** Data shown follows **

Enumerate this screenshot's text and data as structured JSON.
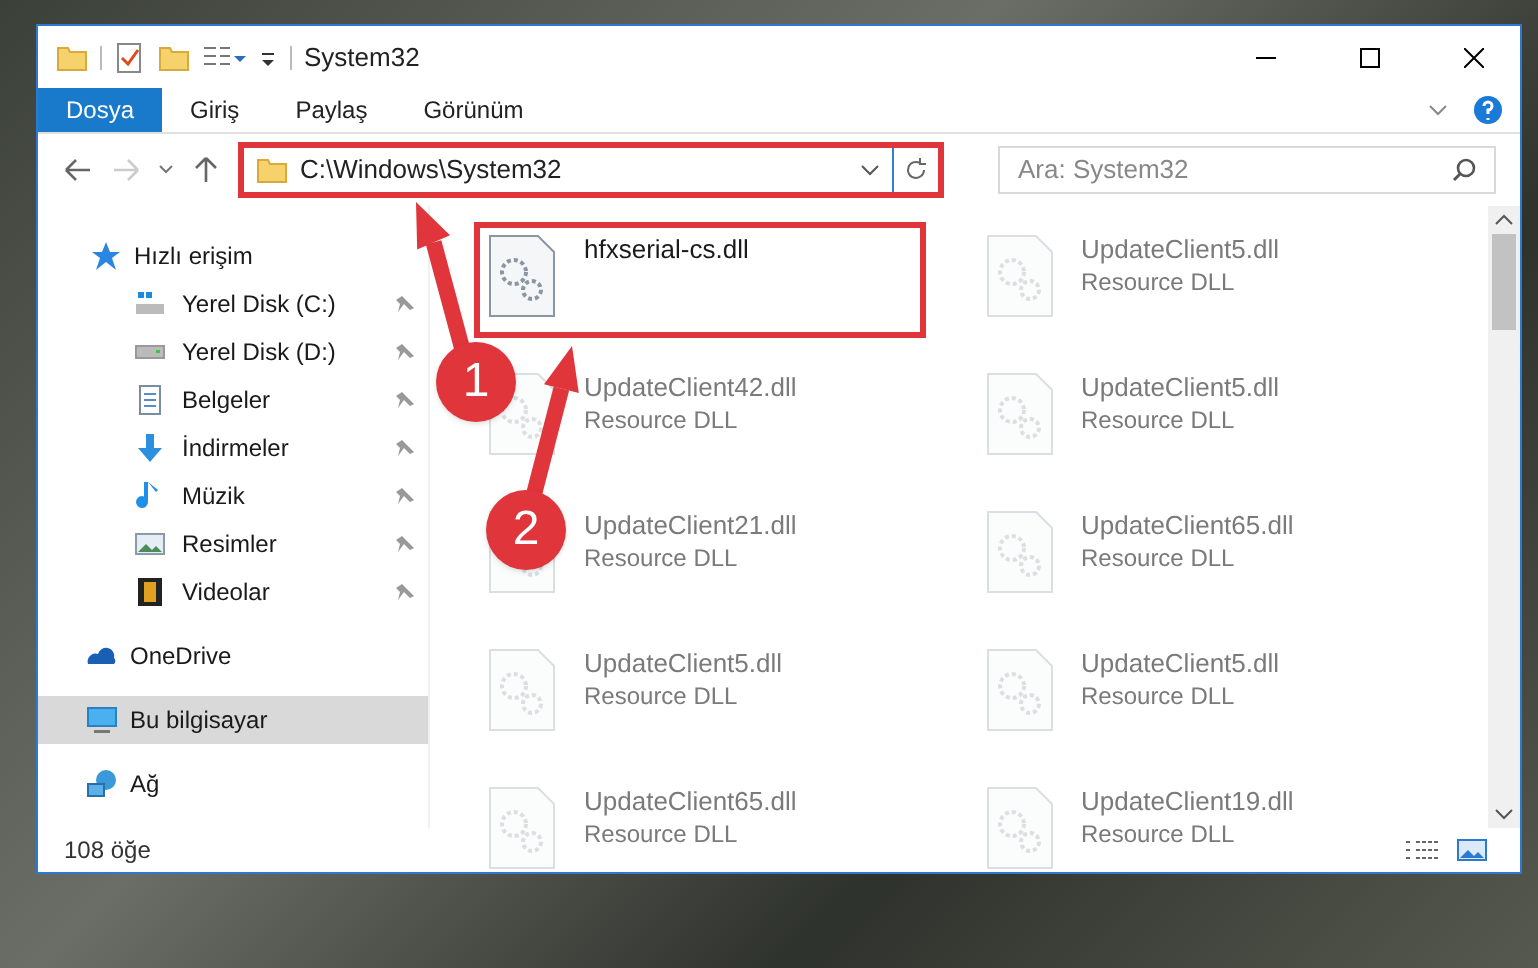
{
  "window": {
    "title": "System32"
  },
  "ribbon_tabs": [
    {
      "label": "Dosya",
      "selected": true
    },
    {
      "label": "Giriş",
      "selected": false
    },
    {
      "label": "Paylaş",
      "selected": false
    },
    {
      "label": "Görünüm",
      "selected": false
    }
  ],
  "address_bar": {
    "path": "C:\\Windows\\System32",
    "highlighted": true
  },
  "search": {
    "placeholder": "Ara: System32"
  },
  "sidebar": {
    "items": [
      {
        "label": "Hızlı erişim",
        "selected": false,
        "children": [
          {
            "label": "Yerel Disk (C:)",
            "pinned": true,
            "selected": false
          },
          {
            "label": "Yerel Disk (D:)",
            "pinned": true,
            "selected": false
          },
          {
            "label": "Belgeler",
            "pinned": true,
            "selected": false
          },
          {
            "label": "İndirmeler",
            "pinned": true,
            "selected": false
          },
          {
            "label": "Müzik",
            "pinned": true,
            "selected": false
          },
          {
            "label": "Resimler",
            "pinned": true,
            "selected": false
          },
          {
            "label": "Videolar",
            "pinned": true,
            "selected": false
          }
        ]
      },
      {
        "label": "OneDrive",
        "selected": false
      },
      {
        "label": "Bu bilgisayar",
        "selected": true
      },
      {
        "label": "Ağ",
        "selected": false
      }
    ]
  },
  "files": [
    {
      "name": "hfxserial-cs.dll",
      "highlighted": true,
      "blurred": false
    },
    {
      "name": "UpdateClient5.dll",
      "type": "Resource DLL",
      "highlighted": false,
      "blurred": true
    },
    {
      "name": "UpdateClient42.dll",
      "type": "Resource DLL",
      "highlighted": false,
      "blurred": true
    },
    {
      "name": "UpdateClient5.dll",
      "type": "Resource DLL",
      "highlighted": false,
      "blurred": true
    },
    {
      "name": "UpdateClient21.dll",
      "type": "Resource DLL",
      "highlighted": false,
      "blurred": true
    },
    {
      "name": "UpdateClient65.dll",
      "type": "Resource DLL",
      "highlighted": false,
      "blurred": true
    },
    {
      "name": "UpdateClient5.dll",
      "type": "Resource DLL",
      "highlighted": false,
      "blurred": true
    },
    {
      "name": "UpdateClient5.dll",
      "type": "Resource DLL",
      "highlighted": false,
      "blurred": true
    },
    {
      "name": "UpdateClient65.dll",
      "type": "Resource DLL",
      "highlighted": false,
      "blurred": true
    },
    {
      "name": "UpdateClient19.dll",
      "type": "Resource DLL",
      "highlighted": false,
      "blurred": true
    }
  ],
  "status_bar": {
    "item_count": "108 öğe"
  },
  "annotations": [
    {
      "number": "1"
    },
    {
      "number": "2"
    }
  ]
}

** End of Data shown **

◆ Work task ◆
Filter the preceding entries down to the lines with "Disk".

◆ Exercise output ◆
            "label": "Yerel Disk (C:)",
            "label": "Yerel Disk (D:)",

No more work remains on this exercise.